2016’s Best Game is…


I had been saving Playdead’s follow-up to their critically acclaimed Limbo for a special a occasion. The reviews for Inside have been spectacular to say the least – usually I would be sceptical of such high praise but with countless scores of 10/10 and 5 stars you can’t ignore such hype forever. That’s why when I decided play the game, I wanted to wait until I had a quiet period and give it my full attention. Queue the Christmas holidays, and once all the merriment, drinking and stuffing my face with as much food as possible had subsided, I was left with a few spare days to catch up on all the things I had been holding off on.

So Inside…. WOW! From the first time the game’s protagonist fell onto the screen to the incredibly bleak finally, I was hooked. Hooked on three things – the exceptional game-play, the draw-dropping art style and the ever intriguing story which builds and builds to the most unimaginable crescendo.

Game-play is king. That’s what Colin Moriarty always says and how can anyone ever really argue with that?  Inside keeps things simple, in fact you only ever use two buttons. It is this simplicity which makes the game-play so fluid and responsive. It strips away all of the faff and leaves the player to decipher the controls for each puzzle. Its elegant to say the least. The puzzles are also incredibly varied. You rarely have to do the same thing twice. Mechanics are used one minute and often never used again for the entire game, its totally refreshing.


The visual style of the game stays with the player long after they have finished playing. I am sure anyone who has played it will remember the classic moments such as the lorry’s headlamps at the start, the cornfield, or the line of zombie-like people. They all shine despite the almost monochrome colour palette. Everything seems to have been carefully considered and nothing has been slapdash. Like the game-play, the visuals have been polished to such a high standard that it is likely to impact how you view all other side scrolling games from this moment forwards. What really blows the mind is the level of detail that the developers have gone into with the character animations. It seems like every single jump, climb and death has a completely new animation model – probably not true, but the whole experience is remarkably fresh.

The story is something that has been discussed in depth on every gaming forum going. Theories that the game is an allegory for anything from cancer to overpopulation. Everyone seems to have their own idea on what the game is trying to say. I think the fact that is has spawned so many theories is testament to have brave and thorough Playdead have been in crafting how this story plays out. Especially when you consider that this is a tale with no words spoken – just complete background story telling. Its wondrous.
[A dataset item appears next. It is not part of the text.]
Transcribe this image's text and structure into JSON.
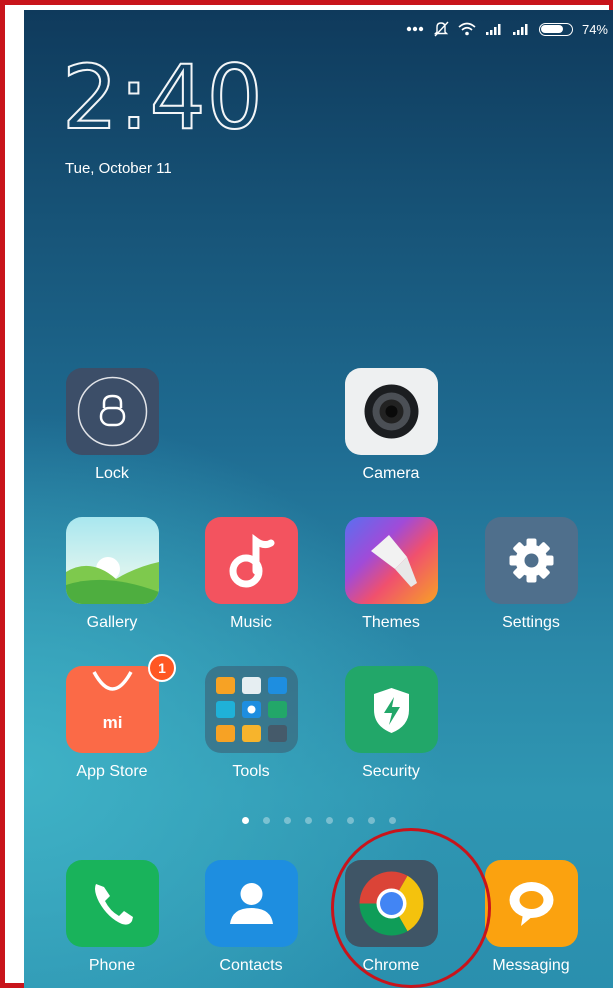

When my granddad died a few years ago, someone at his funeral remarked on his quiet personality which I think rings true with this game…

“Some people talk an awful lot and say very little. Others say few words but speak volumes.”

I think that’s a great note to finish on. Playdead have given us a very special game and should be extremely proud of this fine achievement in game design and storytelling. 10/10


Leave a Reply

Fill in your details below or click an icon to log in:

WordPress.com Logo

You are commenting using your WordPress.com account. Log Out /  Change )

Google+ photo

You are commenting using your Google+ account. Log Out /  Change )

Twitter picture

You are commenting using your Twitter account. Log Out /  Change )

Facebook photo

You are commenting using your Facebook account. Log Out /  Change )


Connecting to %s